We cannot afford not to join

A member writes: When I was first asked to contribute to this website, I agreed without hesitation. But now, as I reflect on my experience of being a member, I find it difficult to articulate the enormous respect and gratitude I feel towards the Association.

As a newly qualified nurse and midwife in the ‘80s, like many of my colleagues I joined the then New South Wales Nurses’ Association with great enthusiasm.  I’m not really sure why I joined. I certainly never contemplated that I would need the Association’s assistance. There was no particular agenda. It just seemed the right thing to do.

At this time hospital-based training was transitioning to university, knowledge was not easily accessible and I waited eagerly for my regular instalment from The Lamp. This was a trusted major source of information for nurses then and remains so today.

Over many years I paid my fees without giving much thought to it. I had contacted them for advice regarding our award a couple of times but never had to approach the Association for assistance. Although I remained a member, I felt confident that years of experience and study would support me if a problem ever arose.

This changed after I raised a concern involving an issue of patient safety and found myself on the wrong side of management. At first I expected my workplace’s internal dispute resolution mechanisms to step in. I also felt that having the support of my colleagues would protect me. But I was wrong and soon realised I needed to approach the Association for assistance.

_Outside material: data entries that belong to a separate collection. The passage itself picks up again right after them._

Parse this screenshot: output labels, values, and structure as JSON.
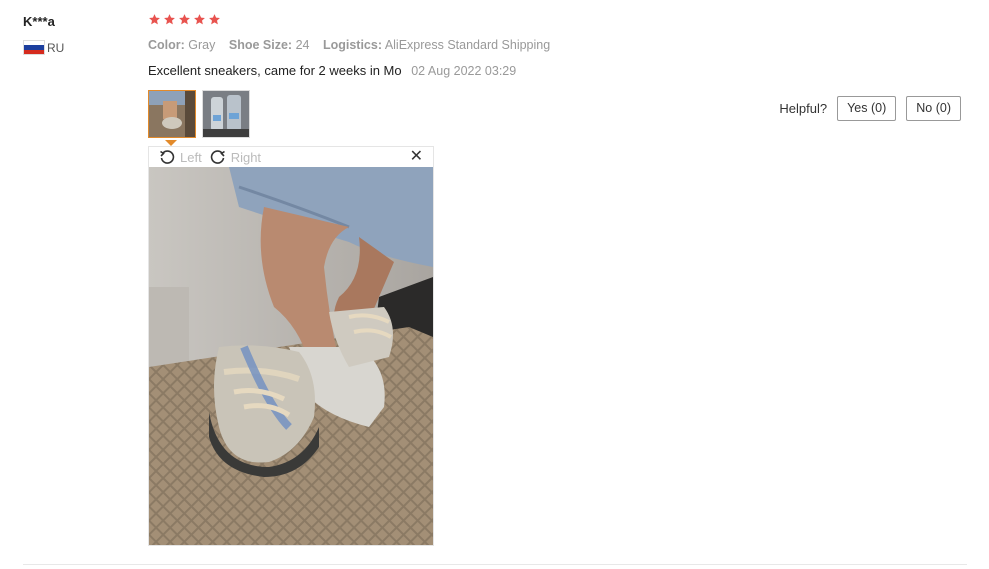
{
  "review": {
    "user_name": "K***a",
    "country_code": "RU",
    "rating": 5,
    "rating_color": "#e8534f",
    "sku": {
      "color_label": "Color:",
      "color_value": "Gray",
      "size_label": "Shoe Size:",
      "size_value": "24",
      "logistics_label": "Logistics:",
      "logistics_value": "AliExpress Standard Shipping"
    },
    "text": "Excellent sneakers, came for 2 weeks in Mo",
    "date": "02 Aug 2022 03:29",
    "images": [
      {
        "name": "review-photo-1",
        "active": true
      },
      {
        "name": "review-photo-2",
        "active": false
      }
    ],
    "viewer": {
      "rotate_left_label": "Left",
      "rotate_right_label": "Right",
      "close_icon": "close-icon",
      "close_glyph": "✕"
    },
    "helpful": {
      "label": "Helpful?",
      "yes_label": "Yes (0)",
      "no_label": "No (0)"
    }
  },
  "colors": {
    "accent": "#e28a2b",
    "muted_text": "#999999",
    "star": "#e8534f"
  }
}
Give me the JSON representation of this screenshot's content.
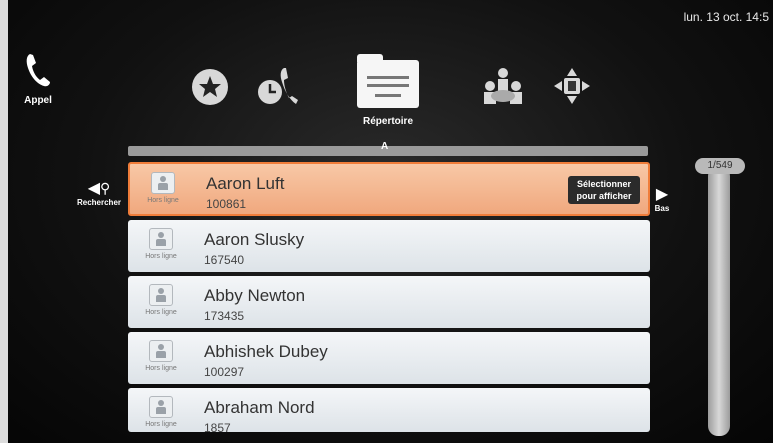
{
  "datetime": "lun. 13 oct. 14:5",
  "nav": {
    "call_label": "Appel",
    "directory_label": "Répertoire"
  },
  "list": {
    "alpha_marker": "A",
    "search_label": "Rechercher",
    "down_label": "Bas",
    "page_indicator": "1/549",
    "select_button_label": "Sélectionner pour afficher",
    "contacts": [
      {
        "name": "Aaron Luft",
        "number": "100861",
        "status": "Hors ligne"
      },
      {
        "name": "Aaron Slusky",
        "number": "167540",
        "status": "Hors ligne"
      },
      {
        "name": "Abby Newton",
        "number": "173435",
        "status": "Hors ligne"
      },
      {
        "name": "Abhishek Dubey",
        "number": "100297",
        "status": "Hors ligne"
      },
      {
        "name": "Abraham Nord",
        "number": "1857",
        "status": "Hors ligne"
      }
    ]
  },
  "colors": {
    "selected_bg": "#f0a87e",
    "selected_border": "#f07d3a",
    "row_bg": "#e6eaee",
    "background": "#111111"
  }
}
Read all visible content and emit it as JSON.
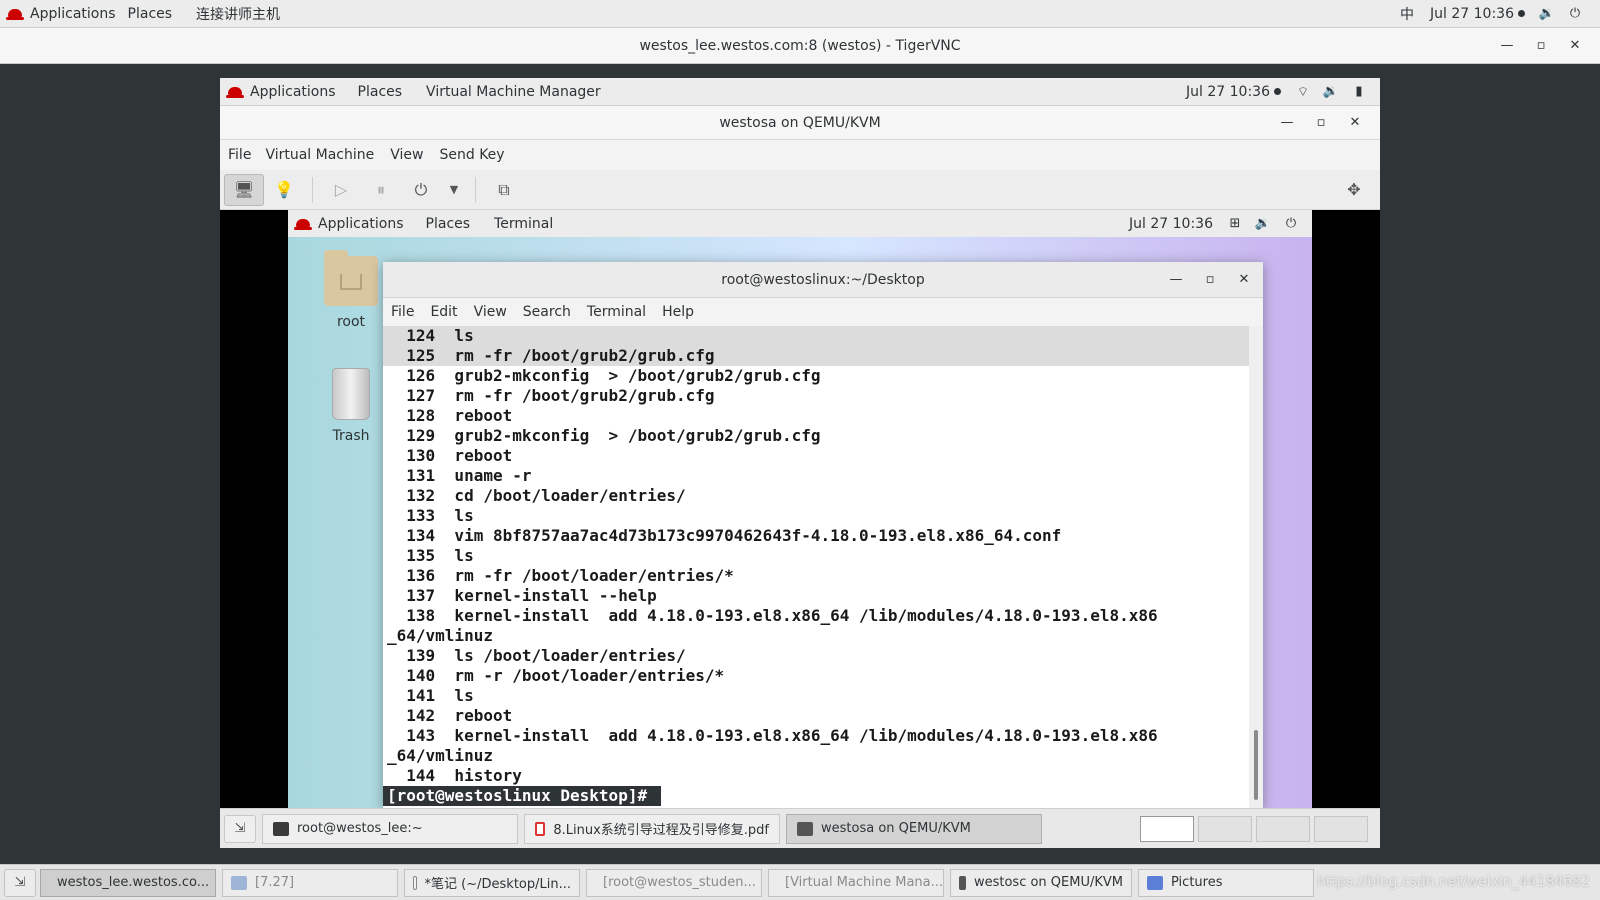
{
  "host_topbar": {
    "applications": "Applications",
    "places": "Places",
    "custom_app": "连接讲师主机",
    "ime": "中",
    "datetime": "Jul 27  10:36"
  },
  "vnc_window": {
    "title": "westos_lee.westos.com:8 (westos) - TigerVNC"
  },
  "remote_topbar": {
    "applications": "Applications",
    "places": "Places",
    "vmm": "Virtual Machine Manager",
    "datetime": "Jul 27  10:36"
  },
  "vm_window": {
    "title": "westosa on QEMU/KVM",
    "menu": [
      "File",
      "Virtual Machine",
      "View",
      "Send Key"
    ]
  },
  "guest_topbar": {
    "applications": "Applications",
    "places": "Places",
    "terminal": "Terminal",
    "datetime": "Jul 27  10:36"
  },
  "desktop_icons": {
    "home": "root",
    "trash": "Trash"
  },
  "terminal": {
    "title": "root@westoslinux:~/Desktop",
    "menu": [
      "File",
      "Edit",
      "View",
      "Search",
      "Terminal",
      "Help"
    ],
    "lines": [
      "  124  ls",
      "  125  rm -fr /boot/grub2/grub.cfg",
      "  126  grub2-mkconfig  > /boot/grub2/grub.cfg",
      "  127  rm -fr /boot/grub2/grub.cfg",
      "  128  reboot",
      "  129  grub2-mkconfig  > /boot/grub2/grub.cfg",
      "  130  reboot",
      "  131  uname -r",
      "  132  cd /boot/loader/entries/",
      "  133  ls",
      "  134  vim 8bf8757aa7ac4d73b173c9970462643f-4.18.0-193.el8.x86_64.conf",
      "  135  ls",
      "  136  rm -fr /boot/loader/entries/*",
      "  137  kernel-install --help",
      "  138  kernel-install  add 4.18.0-193.el8.x86_64 /lib/modules/4.18.0-193.el8.x86",
      "_64/vmlinuz",
      "  139  ls /boot/loader/entries/",
      "  140  rm -r /boot/loader/entries/*",
      "  141  ls",
      "  142  reboot",
      "  143  kernel-install  add 4.18.0-193.el8.x86_64 /lib/modules/4.18.0-193.el8.x86",
      "_64/vmlinuz",
      "  144  history"
    ],
    "prompt": "[root@westoslinux Desktop]# "
  },
  "remote_taskbar": {
    "tasks": [
      "root@westos_lee:~",
      "8.Linux系统引导过程及引导修复.pdf",
      "westosa on QEMU/KVM"
    ]
  },
  "host_taskbar": {
    "tasks": [
      "westos_lee.westos.co...",
      "[7.27]",
      "*笔记 (~/Desktop/Lin...",
      "[root@westos_studen...",
      "[Virtual Machine Mana...",
      "westosc on QEMU/KVM",
      "Pictures"
    ],
    "watermark": "https://blog.csdn.net/weixin_44184682"
  }
}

I would like to tell whoever is reading this that the Association not only resolved my problem, but that its staff did so with diligence, professionalism and honesty at all times. They provided the support and guidance I needed to continue working in difficult conditions. I cannot imagine now what I could have done if I had not been a member and able to call on their support.

Nurses and midwives of my generation have seen many changes in health care delivery. I have often heard colleagues discuss the cost of being a member of the Association and heard them say they would love to join but really cannot afford it. My experience has taught me the opposite: that we cannot afford not to join.

We need a strong Association with a full membership base to secure our interests and the interests of our patients. I encourage you all to become members.